§ Task:
List, from the lines below, each one with "currently" in it.

[Dataset rows describing interfaces]
+ + +
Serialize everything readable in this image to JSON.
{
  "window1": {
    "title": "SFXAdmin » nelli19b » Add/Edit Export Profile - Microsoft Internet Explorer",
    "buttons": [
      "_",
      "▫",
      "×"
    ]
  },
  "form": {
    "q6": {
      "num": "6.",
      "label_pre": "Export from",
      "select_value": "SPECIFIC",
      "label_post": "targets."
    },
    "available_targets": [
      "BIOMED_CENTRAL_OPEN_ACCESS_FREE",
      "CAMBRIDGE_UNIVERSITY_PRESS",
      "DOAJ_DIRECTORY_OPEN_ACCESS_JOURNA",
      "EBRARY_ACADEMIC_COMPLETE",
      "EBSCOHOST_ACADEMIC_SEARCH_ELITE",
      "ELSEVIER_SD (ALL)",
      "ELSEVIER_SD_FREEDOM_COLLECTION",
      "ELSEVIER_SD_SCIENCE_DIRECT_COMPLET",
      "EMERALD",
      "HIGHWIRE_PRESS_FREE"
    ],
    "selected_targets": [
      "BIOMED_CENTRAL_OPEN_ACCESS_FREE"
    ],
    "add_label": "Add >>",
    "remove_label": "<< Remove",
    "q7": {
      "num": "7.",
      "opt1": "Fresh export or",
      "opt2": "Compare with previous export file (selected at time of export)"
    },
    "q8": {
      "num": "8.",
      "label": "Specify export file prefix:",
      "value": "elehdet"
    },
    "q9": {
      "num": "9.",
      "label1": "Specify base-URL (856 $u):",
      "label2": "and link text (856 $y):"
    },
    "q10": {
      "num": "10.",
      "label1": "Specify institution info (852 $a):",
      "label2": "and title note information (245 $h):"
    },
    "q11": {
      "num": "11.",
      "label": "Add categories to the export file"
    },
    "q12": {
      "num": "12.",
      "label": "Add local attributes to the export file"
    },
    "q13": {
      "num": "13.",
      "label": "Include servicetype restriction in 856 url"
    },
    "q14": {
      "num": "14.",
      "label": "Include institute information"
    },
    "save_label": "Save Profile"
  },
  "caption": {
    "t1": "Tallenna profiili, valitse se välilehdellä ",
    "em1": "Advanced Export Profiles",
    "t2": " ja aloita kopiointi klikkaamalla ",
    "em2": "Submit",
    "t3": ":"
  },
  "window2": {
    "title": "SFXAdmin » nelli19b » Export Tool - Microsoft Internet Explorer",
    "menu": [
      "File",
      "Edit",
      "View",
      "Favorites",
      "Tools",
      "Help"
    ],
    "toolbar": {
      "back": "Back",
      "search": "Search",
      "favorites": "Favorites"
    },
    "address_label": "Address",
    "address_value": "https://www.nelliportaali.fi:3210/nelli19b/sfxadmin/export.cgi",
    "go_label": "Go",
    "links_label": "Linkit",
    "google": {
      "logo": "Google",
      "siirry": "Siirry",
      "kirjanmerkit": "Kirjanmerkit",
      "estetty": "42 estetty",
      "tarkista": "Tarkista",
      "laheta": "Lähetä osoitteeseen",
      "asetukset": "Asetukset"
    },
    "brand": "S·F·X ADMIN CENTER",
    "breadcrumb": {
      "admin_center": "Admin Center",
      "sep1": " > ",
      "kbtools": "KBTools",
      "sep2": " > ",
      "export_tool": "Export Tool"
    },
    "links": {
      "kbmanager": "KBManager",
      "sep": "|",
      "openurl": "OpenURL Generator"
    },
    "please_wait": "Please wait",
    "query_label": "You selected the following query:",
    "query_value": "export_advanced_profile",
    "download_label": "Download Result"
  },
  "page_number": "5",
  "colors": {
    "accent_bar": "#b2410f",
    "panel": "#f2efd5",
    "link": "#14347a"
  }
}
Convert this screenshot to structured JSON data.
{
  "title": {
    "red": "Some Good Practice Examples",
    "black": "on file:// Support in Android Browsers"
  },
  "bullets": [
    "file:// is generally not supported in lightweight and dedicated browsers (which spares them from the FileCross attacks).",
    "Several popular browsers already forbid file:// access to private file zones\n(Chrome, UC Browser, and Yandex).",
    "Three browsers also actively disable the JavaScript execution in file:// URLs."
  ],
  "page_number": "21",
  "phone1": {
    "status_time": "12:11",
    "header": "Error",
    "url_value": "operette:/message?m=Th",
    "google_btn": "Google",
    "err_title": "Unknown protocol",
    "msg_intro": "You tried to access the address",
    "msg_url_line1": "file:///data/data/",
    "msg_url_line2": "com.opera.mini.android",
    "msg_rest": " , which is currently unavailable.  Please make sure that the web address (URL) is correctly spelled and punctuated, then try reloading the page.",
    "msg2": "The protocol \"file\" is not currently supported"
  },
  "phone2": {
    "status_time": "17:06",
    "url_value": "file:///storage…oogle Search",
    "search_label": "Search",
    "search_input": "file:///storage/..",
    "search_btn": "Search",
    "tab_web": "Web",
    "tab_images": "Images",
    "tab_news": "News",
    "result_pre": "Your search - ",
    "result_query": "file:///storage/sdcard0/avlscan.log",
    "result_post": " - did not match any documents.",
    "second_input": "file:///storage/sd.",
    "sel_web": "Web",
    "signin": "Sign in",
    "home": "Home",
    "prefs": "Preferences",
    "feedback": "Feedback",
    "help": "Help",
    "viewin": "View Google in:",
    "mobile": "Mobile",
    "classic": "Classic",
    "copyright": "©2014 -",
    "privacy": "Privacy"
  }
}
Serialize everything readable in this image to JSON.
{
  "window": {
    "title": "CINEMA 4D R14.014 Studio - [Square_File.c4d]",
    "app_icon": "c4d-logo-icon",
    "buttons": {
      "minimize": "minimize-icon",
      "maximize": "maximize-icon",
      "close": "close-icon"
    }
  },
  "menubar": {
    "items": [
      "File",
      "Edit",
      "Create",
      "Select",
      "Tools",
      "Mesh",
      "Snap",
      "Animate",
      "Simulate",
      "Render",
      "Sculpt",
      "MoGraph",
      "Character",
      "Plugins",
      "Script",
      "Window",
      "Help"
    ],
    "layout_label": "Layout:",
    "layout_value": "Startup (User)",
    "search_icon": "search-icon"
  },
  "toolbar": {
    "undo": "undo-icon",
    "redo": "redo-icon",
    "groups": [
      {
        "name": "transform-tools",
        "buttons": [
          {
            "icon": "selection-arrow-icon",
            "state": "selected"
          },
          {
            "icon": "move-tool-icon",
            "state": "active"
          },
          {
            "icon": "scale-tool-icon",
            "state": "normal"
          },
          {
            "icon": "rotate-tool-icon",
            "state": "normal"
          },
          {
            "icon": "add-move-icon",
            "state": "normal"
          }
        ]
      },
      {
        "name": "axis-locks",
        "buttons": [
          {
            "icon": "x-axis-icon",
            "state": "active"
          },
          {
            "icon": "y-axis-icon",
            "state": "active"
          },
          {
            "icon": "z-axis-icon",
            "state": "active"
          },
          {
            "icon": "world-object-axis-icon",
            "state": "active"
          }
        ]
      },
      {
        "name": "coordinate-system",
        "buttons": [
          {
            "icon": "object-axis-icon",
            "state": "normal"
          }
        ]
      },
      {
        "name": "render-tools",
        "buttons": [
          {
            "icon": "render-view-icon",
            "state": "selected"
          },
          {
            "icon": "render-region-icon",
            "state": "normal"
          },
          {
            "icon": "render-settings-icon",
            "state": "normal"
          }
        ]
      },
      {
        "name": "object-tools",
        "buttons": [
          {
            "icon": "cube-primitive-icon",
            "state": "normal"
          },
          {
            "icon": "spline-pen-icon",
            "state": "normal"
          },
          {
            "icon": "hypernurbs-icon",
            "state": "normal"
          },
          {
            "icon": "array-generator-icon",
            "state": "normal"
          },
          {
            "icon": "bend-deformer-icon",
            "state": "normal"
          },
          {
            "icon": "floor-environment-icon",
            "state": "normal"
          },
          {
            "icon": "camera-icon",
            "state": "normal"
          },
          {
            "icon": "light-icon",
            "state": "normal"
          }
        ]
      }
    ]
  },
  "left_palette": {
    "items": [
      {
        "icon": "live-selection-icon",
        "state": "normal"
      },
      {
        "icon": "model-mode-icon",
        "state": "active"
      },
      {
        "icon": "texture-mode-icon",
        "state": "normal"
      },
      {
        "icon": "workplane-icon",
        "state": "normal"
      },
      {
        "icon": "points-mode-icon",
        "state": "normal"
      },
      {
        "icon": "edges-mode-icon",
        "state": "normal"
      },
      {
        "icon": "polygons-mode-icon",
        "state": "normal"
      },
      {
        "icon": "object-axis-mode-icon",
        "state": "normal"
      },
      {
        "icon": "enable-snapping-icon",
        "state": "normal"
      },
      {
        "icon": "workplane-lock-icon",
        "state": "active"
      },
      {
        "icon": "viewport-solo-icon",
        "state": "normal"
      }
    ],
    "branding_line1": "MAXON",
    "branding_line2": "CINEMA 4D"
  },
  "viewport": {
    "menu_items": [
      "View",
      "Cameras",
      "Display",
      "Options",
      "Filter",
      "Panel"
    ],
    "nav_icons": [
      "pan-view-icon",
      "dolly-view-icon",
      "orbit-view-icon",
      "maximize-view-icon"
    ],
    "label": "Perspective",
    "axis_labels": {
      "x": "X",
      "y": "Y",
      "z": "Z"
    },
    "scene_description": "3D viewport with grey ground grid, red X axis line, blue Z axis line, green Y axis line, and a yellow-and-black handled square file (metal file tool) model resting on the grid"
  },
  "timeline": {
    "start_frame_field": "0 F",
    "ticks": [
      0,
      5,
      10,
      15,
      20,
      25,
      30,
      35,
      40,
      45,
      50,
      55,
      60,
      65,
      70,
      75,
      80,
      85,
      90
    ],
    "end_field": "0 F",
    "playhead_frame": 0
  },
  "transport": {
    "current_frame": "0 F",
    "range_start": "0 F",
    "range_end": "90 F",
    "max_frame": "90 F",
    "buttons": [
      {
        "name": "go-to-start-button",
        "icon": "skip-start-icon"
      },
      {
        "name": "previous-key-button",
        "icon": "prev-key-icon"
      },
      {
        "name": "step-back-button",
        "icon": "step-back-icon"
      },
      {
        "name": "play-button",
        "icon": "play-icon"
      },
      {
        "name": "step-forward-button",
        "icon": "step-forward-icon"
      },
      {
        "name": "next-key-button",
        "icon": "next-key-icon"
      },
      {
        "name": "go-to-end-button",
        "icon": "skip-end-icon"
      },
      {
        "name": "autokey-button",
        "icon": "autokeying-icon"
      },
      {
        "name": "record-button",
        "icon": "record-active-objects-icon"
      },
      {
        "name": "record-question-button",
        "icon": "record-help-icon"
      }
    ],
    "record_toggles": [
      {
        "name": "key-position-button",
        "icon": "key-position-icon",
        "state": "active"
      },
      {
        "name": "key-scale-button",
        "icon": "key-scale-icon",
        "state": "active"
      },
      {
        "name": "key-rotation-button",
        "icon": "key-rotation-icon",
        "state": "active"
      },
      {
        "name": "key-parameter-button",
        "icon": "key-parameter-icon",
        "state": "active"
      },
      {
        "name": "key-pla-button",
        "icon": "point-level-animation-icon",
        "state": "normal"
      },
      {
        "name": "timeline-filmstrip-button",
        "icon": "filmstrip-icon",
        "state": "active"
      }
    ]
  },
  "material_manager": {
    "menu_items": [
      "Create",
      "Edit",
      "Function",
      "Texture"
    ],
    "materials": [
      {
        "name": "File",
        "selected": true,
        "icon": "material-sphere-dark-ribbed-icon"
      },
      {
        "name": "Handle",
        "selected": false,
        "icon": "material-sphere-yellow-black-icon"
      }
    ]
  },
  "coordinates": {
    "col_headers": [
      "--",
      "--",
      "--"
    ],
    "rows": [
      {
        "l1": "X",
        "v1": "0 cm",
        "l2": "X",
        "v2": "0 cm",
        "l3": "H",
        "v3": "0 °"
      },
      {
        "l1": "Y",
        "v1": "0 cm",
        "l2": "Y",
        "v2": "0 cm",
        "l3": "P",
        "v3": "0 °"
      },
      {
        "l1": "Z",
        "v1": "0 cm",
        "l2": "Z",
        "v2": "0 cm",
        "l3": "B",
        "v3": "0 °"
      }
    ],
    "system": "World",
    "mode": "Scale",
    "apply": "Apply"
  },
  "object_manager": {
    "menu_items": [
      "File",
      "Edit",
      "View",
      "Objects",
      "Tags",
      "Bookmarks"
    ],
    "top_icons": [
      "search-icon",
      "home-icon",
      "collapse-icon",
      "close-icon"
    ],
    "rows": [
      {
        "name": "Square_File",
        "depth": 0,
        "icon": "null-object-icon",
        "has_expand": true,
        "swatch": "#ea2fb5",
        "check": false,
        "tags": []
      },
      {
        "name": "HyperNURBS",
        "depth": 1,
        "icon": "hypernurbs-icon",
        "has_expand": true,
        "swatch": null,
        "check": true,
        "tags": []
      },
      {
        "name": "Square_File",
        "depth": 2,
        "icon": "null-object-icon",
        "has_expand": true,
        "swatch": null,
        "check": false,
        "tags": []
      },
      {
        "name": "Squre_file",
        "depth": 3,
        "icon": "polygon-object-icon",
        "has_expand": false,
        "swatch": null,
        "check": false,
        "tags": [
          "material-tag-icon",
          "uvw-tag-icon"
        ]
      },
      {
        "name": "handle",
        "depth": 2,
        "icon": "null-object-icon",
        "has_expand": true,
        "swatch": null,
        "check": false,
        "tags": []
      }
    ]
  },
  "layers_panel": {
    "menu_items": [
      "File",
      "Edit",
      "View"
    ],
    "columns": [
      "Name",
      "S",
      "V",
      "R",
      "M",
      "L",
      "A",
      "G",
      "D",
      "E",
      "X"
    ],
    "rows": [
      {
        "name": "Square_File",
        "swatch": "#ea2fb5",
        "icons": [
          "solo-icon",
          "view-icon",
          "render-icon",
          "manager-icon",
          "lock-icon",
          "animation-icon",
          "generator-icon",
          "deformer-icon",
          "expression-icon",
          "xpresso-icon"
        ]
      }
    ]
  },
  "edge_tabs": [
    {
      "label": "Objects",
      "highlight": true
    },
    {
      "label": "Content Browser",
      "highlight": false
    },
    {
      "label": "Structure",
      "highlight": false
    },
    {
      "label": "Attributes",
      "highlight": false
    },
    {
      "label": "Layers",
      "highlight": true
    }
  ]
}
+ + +
§ Answer to the exercise:
    "msg_rest": " , which is currently unavailable.  Please make sure that the web address (URL) is correctly spelled and punctuated, then try reloading the page.",
    "msg2": "The protocol \"file\" is not currently supported"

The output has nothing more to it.